January 2, 2015
Last year I focused on the word “Opportunity” and the ways in which I could provide students the opportunity to interact with authentic materials and deliver their work in Japanese. Laura Sexton has already provided a great post on the benefits of “Less” – one I will be keeping in mind in 2015.
And for me? I tossed around a few ideas. At first it was ‘Recycle’ – in allowing students to take what they know and re-use it in new challenges and situations. Not quite what I wanted though. Then I moved on to “Stretchy” – that being the ‘stretch’ past what students are comfortable doing (and not the ‘stretchy pants after over-indulging in holiday eating’ meaning). Nope. But I think I’ve found it now…and that word is “applicable”. Not terribly flashy but really relevant. Applicable is defined by Merriam-Webster as “capable of or suitable for being applied; appropriate” and for me this is perfect. So this year I will strive even more for the “applicable” – in the topics students will explore, the words that they will use to explore them, the structures that they need to express themselves and even in learning what they already can do.
Applicable topics – A 5 week teachers strike and a vastly shortened semester have really helped me to hone in on what is great, and what isn’t, in my current course topics. When I was faced with reducing the units that I taught in Grade 11 it was really easy to chuck one – the one that really was more of an ‘exercise’ than a learning opportunity. Interestingly when I surveyed my peer tutors in the course about what was the least relevant unit for them – it’s the one that they picked as well. This also means that I will work to take out the weaker units and add applicable ones in courses as my time (and the opportunity) allows. This is really relevant for me as I return to teaching a ‘cram course’ (2 semesters in 1 essentially) this spring. Keeping what we explore applicable to what they need will be key….
Applicable vocabulary – Ah…that Amy Lenord. What she did to my nice stable world of ‘lists’ when she set out to challenge us to let go of those lists. It made me really think about what students were wanting to say and not what I, or the book!, thought they should. I do still have a ‘list’ for each unit – but its a “base list” only. This year I will root out the words from the ‘base list’ that aren’t working and add in the ones that they really want – as they ask for them. I will also continue to work on my vocabulary non-tests (from the inspiring Sara-Elizabeth Cottrell) keep a record of this by looking, at the end of my course – at what students put in their “Stuff We Want to Know” vocabulary section in their unit handout.

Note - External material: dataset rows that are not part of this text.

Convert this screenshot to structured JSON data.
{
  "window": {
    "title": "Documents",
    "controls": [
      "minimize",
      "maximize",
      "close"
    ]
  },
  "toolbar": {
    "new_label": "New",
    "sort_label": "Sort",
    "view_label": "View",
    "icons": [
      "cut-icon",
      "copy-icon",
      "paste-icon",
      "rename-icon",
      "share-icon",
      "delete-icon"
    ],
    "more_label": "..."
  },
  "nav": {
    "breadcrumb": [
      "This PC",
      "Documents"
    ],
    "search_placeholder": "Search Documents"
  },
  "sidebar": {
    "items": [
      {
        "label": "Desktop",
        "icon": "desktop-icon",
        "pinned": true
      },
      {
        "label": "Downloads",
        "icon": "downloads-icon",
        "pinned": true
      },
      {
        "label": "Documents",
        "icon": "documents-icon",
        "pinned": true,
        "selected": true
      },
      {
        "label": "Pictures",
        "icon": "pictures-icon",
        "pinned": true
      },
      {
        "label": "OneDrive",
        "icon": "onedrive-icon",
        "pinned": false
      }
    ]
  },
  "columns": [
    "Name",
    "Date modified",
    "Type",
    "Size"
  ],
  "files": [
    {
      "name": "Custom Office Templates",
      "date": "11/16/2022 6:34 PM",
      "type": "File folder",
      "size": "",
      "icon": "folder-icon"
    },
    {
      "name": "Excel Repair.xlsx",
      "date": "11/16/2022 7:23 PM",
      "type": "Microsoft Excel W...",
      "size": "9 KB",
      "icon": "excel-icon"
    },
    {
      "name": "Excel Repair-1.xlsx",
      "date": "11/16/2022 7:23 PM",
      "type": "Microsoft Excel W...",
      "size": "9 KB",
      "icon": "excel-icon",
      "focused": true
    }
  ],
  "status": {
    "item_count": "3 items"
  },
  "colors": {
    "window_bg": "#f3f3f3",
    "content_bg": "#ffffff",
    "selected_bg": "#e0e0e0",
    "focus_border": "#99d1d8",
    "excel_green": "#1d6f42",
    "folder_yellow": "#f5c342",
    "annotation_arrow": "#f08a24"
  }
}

Applicable structures – Carol Gaab made this so clear to me at #ACTFL14 – shelter the vocabulary and not the grammar. Or as I tried to explain to a colleague “Who cares if they don’t know how to ‘construct’ it – give it to them to use it (they’ll learn how later)!”. So I will continue to add the structures that students need to do what they want to do. I’m not trying to add to what they know – and place more of a burden on them. I’ve found that students will take in, and retain, what is meaningful to them – when they are ready to have it. And if they want to know the ‘how’ of what they’re asking for a quick “pop-up” 5 minute grammar lesson helps them to see (I’ve found that those who don’t want the ‘how’ don’t tend to take it in at that time – they’ll get it when they’re ready to use it).
Applicable in Other Situations – This is one area that I want to continue to work on with my students. The awareness, when they encounter a something new of what they already have that is applicable in this new situation. In other words what tools, in their current language toolbox, can they already use? I want students to have this “I already know…” mentality and a real awareness of their toolbox. We will continue to build their “awareness” of their knowledge and I’ve even started an experiment around this in my written summative evaluations (more on this later).
And finally I hope to continue to apply the great lessons I learn every day from the #langchat community. There isn’t a day that goes by that I don’t find something “applicable” to my classroom and my teaching journey. What a joy to work with such great colleagues.